*** RECORDS FOR THE EXERCISE Section Begins ***

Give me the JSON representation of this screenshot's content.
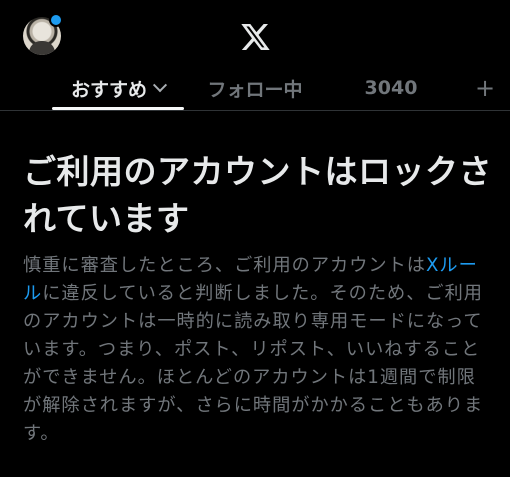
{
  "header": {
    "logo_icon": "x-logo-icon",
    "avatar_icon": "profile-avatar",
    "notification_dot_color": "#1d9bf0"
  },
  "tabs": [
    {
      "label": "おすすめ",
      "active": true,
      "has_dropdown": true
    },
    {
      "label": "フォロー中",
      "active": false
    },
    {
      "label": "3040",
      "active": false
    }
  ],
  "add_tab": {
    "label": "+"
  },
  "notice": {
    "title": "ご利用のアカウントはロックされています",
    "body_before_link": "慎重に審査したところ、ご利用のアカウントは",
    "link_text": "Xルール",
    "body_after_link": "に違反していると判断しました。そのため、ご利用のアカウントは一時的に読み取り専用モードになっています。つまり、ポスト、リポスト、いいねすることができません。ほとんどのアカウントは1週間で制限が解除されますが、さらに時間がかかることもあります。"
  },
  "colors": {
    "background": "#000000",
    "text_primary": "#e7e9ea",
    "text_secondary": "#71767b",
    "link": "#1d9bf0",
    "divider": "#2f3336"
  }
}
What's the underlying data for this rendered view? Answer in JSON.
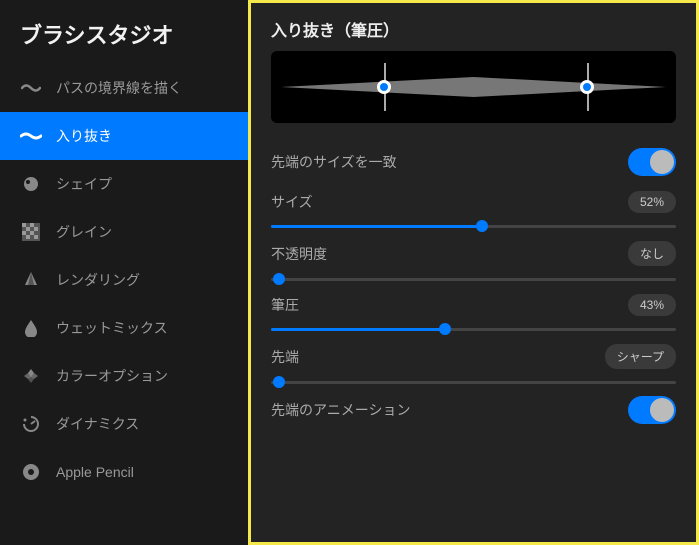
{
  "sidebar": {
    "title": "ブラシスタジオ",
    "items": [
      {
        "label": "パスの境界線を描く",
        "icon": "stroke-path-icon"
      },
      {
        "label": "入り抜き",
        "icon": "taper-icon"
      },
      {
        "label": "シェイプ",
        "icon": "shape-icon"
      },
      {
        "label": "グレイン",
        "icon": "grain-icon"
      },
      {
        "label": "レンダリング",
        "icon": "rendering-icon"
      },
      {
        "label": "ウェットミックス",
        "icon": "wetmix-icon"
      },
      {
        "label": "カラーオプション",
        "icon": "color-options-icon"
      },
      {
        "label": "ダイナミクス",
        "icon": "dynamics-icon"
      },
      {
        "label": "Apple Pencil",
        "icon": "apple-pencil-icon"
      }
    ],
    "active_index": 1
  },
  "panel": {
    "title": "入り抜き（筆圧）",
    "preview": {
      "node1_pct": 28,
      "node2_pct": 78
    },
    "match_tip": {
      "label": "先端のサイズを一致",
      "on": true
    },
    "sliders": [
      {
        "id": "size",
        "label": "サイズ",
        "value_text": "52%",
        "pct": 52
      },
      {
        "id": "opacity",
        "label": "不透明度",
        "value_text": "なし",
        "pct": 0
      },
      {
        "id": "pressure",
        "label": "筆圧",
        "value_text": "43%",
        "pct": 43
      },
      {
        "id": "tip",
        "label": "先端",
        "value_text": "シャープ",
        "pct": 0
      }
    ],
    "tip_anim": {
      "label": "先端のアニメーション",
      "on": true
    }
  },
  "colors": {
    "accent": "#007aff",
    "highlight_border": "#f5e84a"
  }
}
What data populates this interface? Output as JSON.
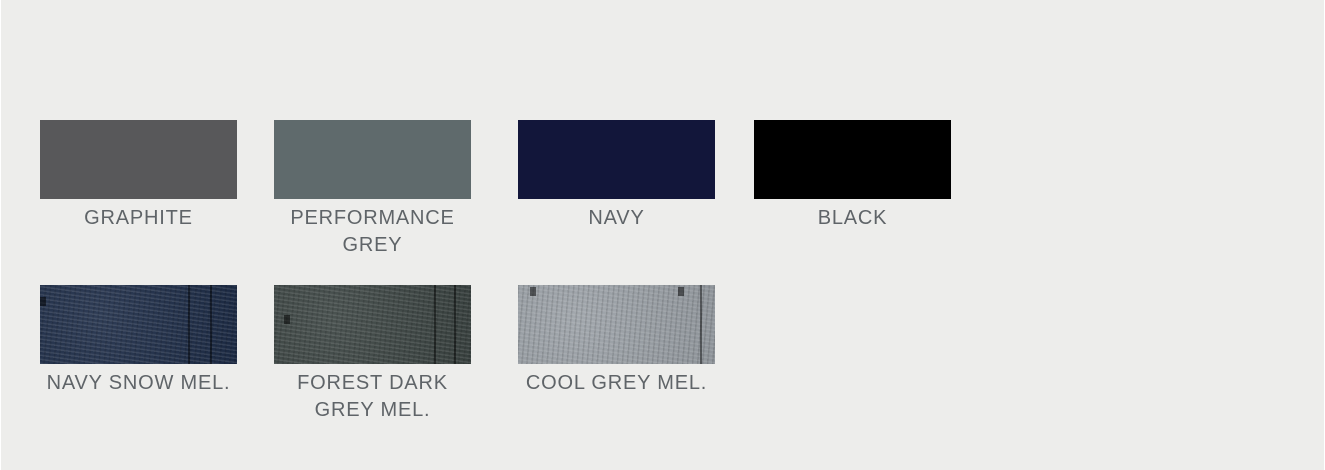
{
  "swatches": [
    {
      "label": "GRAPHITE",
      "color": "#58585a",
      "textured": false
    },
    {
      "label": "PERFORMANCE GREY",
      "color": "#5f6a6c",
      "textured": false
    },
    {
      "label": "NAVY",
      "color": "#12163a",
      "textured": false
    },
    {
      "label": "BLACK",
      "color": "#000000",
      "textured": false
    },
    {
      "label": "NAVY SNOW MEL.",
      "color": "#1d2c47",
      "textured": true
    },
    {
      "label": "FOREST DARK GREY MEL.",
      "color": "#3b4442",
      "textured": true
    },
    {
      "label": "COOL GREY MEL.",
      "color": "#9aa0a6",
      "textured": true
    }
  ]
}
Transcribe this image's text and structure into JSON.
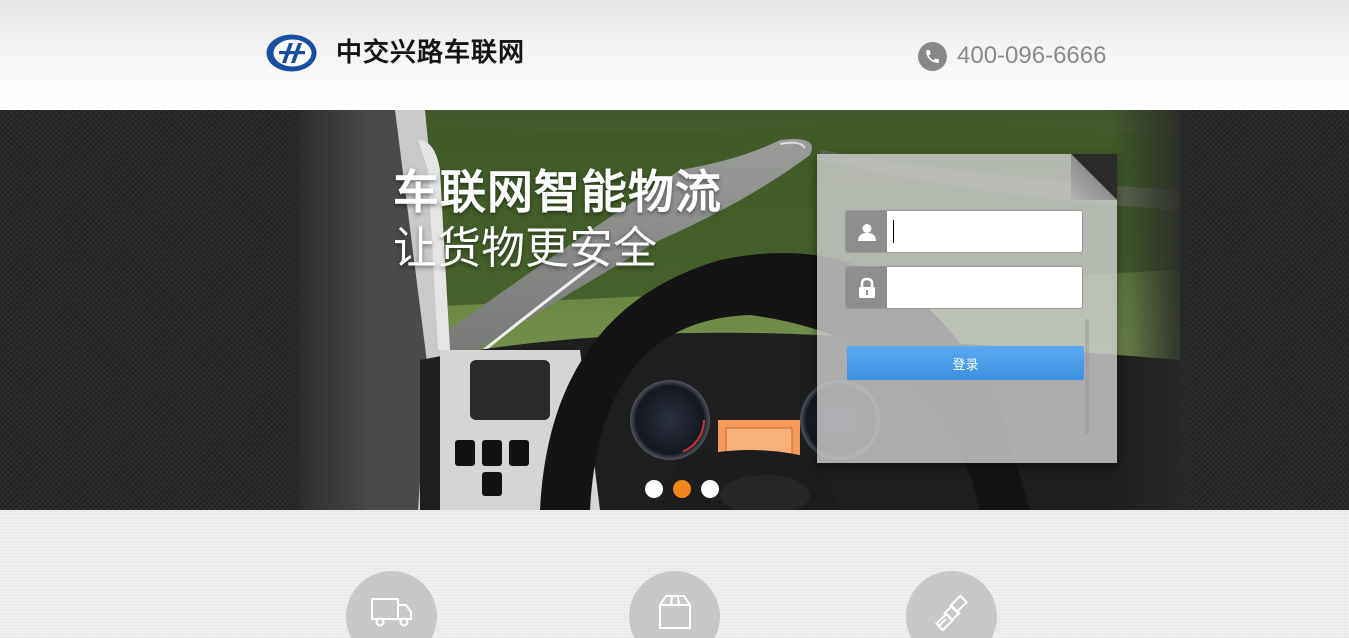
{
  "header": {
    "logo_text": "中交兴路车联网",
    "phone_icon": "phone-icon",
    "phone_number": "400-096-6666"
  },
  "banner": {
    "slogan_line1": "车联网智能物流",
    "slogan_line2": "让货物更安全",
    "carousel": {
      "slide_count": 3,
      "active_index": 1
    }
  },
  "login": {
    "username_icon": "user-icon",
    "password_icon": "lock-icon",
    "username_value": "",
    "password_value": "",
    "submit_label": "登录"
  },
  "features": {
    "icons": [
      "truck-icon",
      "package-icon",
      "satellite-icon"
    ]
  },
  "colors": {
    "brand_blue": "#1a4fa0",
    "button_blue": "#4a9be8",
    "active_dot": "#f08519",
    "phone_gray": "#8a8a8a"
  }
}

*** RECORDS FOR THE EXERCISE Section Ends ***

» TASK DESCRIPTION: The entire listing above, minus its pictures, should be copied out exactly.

» ANSWER:
Give me the JSON representation of this screenshot's content.
{
  "header": {
    "logo_icon": "x-logo-icon",
    "avatar_icon": "profile-avatar",
    "notification_dot_color": "#1d9bf0"
  },
  "tabs": [
    {
      "label": "おすすめ",
      "active": true,
      "has_dropdown": true
    },
    {
      "label": "フォロー中",
      "active": false
    },
    {
      "label": "3040",
      "active": false
    }
  ],
  "add_tab": {
    "label": "+"
  },
  "notice": {
    "title": "ご利用のアカウントはロックされています",
    "body_before_link": "慎重に審査したところ、ご利用のアカウントは",
    "link_text": "Xルール",
    "body_after_link": "に違反していると判断しました。そのため、ご利用のアカウントは一時的に読み取り専用モードになっています。つまり、ポスト、リポスト、いいねすることができません。ほとんどのアカウントは1週間で制限が解除されますが、さらに時間がかかることもあります。"
  },
  "colors": {
    "background": "#000000",
    "text_primary": "#e7e9ea",
    "text_secondary": "#71767b",
    "link": "#1d9bf0",
    "divider": "#2f3336"
  }
}
What's the underlying data for this rendered view? Answer in JSON.
{
  "sidebar": {
    "title": "ブラシスタジオ",
    "items": [
      {
        "label": "パスの境界線を描く",
        "icon": "stroke-path-icon"
      },
      {
        "label": "入り抜き",
        "icon": "taper-icon"
      },
      {
        "label": "シェイプ",
        "icon": "shape-icon"
      },
      {
        "label": "グレイン",
        "icon": "grain-icon"
      },
      {
        "label": "レンダリング",
        "icon": "rendering-icon"
      },
      {
        "label": "ウェットミックス",
        "icon": "wetmix-icon"
      },
      {
        "label": "カラーオプション",
        "icon": "color-options-icon"
      },
      {
        "label": "ダイナミクス",
        "icon": "dynamics-icon"
      },
      {
        "label": "Apple Pencil",
        "icon": "apple-pencil-icon"
      }
    ],
    "active_index": 1
  },
  "panel": {
    "title": "入り抜き（筆圧）",
    "preview": {
      "node1_pct": 28,
      "node2_pct": 78
    },
    "match_tip": {
      "label": "先端のサイズを一致",
      "on": true
    },
    "sliders": [
      {
        "id": "size",
        "label": "サイズ",
        "value_text": "52%",
        "pct": 52
      },
      {
        "id": "opacity",
        "label": "不透明度",
        "value_text": "なし",
        "pct": 0
      },
      {
        "id": "pressure",
        "label": "筆圧",
        "value_text": "43%",
        "pct": 43
      },
      {
        "id": "tip",
        "label": "先端",
        "value_text": "シャープ",
        "pct": 0
      }
    ],
    "tip_anim": {
      "label": "先端のアニメーション",
      "on": true
    }
  },
  "colors": {
    "accent": "#007aff",
    "highlight_border": "#f5e84a"
  }
}
What data populates this interface? Output as JSON.
{
  "swatches": [
    {
      "label": "GRAPHITE",
      "color": "#58585a",
      "textured": false
    },
    {
      "label": "PERFORMANCE GREY",
      "color": "#5f6a6c",
      "textured": false
    },
    {
      "label": "NAVY",
      "color": "#12163a",
      "textured": false
    },
    {
      "label": "BLACK",
      "color": "#000000",
      "textured": false
    },
    {
      "label": "NAVY SNOW MEL.",
      "color": "#1d2c47",
      "textured": true
    },
    {
      "label": "FOREST DARK GREY MEL.",
      "color": "#3b4442",
      "textured": true
    },
    {
      "label": "COOL GREY MEL.",
      "color": "#9aa0a6",
      "textured": true
    }
  ]
}
Transcribe this image's text and structure into JSON.
{
  "header": {
    "logo_text": "中交兴路车联网",
    "phone_icon": "phone-icon",
    "phone_number": "400-096-6666"
  },
  "banner": {
    "slogan_line1": "车联网智能物流",
    "slogan_line2": "让货物更安全",
    "carousel": {
      "slide_count": 3,
      "active_index": 1
    }
  },
  "login": {
    "username_icon": "user-icon",
    "password_icon": "lock-icon",
    "username_value": "",
    "password_value": "",
    "submit_label": "登录"
  },
  "features": {
    "icons": [
      "truck-icon",
      "package-icon",
      "satellite-icon"
    ]
  },
  "colors": {
    "brand_blue": "#1a4fa0",
    "button_blue": "#4a9be8",
    "active_dot": "#f08519",
    "phone_gray": "#8a8a8a"
  }
}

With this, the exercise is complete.